Three hundred women in the municipality of Barbacoas in Nariño department near the Pacific Coast have gone on a sex strike. They are withholding sex until their male partners pressure the local government to fix 35 miles of roads, from Barbacoas to Junin, a distance which can take a vehicle from 12 to 14 hours. Many have died trying to get to the hospital in Pasto, Nariño’s capital.
The men of Barbacoas say they’d rather have the women go on a hunger strike (and of course they would say that). The men, evidently, sound resentful women are showing they, too, can exercise power.

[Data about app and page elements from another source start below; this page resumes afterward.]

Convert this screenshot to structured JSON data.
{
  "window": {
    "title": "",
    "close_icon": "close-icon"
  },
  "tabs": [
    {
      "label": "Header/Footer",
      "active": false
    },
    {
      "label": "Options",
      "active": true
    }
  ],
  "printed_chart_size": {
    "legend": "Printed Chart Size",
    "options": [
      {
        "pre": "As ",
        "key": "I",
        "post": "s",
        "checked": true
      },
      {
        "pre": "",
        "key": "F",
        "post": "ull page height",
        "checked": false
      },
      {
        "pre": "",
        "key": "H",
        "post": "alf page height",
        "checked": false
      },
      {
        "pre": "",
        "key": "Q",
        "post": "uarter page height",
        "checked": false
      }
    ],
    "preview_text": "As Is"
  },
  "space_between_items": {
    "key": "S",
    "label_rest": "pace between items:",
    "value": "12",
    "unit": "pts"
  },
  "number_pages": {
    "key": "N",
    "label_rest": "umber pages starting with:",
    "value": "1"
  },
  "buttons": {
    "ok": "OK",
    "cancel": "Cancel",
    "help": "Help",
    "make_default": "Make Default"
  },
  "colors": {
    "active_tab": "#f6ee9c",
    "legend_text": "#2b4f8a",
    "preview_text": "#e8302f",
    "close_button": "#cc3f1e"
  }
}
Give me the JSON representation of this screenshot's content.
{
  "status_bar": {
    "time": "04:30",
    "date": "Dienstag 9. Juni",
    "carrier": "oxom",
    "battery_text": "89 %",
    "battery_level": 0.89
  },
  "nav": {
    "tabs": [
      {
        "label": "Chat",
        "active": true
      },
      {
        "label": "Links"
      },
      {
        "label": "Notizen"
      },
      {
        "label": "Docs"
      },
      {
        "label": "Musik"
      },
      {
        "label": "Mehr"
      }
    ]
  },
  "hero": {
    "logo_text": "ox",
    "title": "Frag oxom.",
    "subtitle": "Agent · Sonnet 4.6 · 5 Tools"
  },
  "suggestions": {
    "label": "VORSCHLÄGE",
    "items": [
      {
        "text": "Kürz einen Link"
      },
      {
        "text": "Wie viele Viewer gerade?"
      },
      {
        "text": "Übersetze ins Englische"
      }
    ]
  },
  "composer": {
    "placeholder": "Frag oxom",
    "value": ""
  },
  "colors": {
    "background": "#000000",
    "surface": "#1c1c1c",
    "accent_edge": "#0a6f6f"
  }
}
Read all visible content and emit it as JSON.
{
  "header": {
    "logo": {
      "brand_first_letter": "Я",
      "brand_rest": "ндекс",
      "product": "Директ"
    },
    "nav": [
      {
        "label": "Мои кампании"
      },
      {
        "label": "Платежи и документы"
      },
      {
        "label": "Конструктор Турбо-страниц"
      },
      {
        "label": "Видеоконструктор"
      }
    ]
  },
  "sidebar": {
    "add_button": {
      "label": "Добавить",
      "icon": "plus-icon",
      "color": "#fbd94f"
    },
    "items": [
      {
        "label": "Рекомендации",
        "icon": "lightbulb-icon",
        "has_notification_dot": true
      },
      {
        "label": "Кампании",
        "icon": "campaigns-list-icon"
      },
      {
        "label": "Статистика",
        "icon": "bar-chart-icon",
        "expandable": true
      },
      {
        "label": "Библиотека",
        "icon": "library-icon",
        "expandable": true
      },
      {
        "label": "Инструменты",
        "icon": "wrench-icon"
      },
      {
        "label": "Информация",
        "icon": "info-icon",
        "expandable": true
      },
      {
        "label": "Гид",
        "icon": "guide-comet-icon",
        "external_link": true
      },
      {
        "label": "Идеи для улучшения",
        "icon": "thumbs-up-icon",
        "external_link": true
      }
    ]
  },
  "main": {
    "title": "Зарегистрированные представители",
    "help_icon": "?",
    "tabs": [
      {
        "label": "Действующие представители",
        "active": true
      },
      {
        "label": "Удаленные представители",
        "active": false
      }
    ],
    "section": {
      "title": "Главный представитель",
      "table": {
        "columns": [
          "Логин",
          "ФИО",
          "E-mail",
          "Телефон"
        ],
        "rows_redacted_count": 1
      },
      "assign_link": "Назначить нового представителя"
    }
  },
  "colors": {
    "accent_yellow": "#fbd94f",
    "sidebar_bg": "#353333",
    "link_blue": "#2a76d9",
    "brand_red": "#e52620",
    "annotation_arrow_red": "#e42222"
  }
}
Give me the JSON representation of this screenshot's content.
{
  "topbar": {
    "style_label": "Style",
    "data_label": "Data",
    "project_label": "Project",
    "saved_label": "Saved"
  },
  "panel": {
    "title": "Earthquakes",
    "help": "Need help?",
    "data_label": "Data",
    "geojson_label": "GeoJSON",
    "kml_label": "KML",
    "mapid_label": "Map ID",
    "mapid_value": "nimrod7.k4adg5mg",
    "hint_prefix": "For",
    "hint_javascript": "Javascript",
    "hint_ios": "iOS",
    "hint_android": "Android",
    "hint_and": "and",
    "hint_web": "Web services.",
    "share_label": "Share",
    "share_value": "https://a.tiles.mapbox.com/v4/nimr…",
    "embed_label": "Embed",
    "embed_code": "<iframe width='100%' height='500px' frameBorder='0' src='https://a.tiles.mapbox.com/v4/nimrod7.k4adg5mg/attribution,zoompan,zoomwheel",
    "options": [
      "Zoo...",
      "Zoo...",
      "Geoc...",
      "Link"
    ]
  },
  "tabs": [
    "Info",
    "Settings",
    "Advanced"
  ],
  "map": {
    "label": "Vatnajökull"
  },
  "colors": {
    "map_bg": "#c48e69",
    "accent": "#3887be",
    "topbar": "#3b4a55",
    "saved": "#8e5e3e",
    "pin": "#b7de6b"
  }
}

Colombia has a history of sex strikes: In 1997, Colombia’s military chief Manuel Bonnet called for a sex strike among the wives of paramilitaries, guerillas, and druglords to promote peace. In 2006, wives and girlfriends of gang members in Pereira withheld sex from gangsters who failed to turn in their arms after the city suffered a period of violence that left 480 people dead.
There has been little to document the success of such strikes but it seems it would be like living in Garcia Marquez’s Macondo. Yet, why mock its creativity? It reminds me of Antanas Mockus’s genius plan to hire mimes to shame drivers into obeying traffic regulations.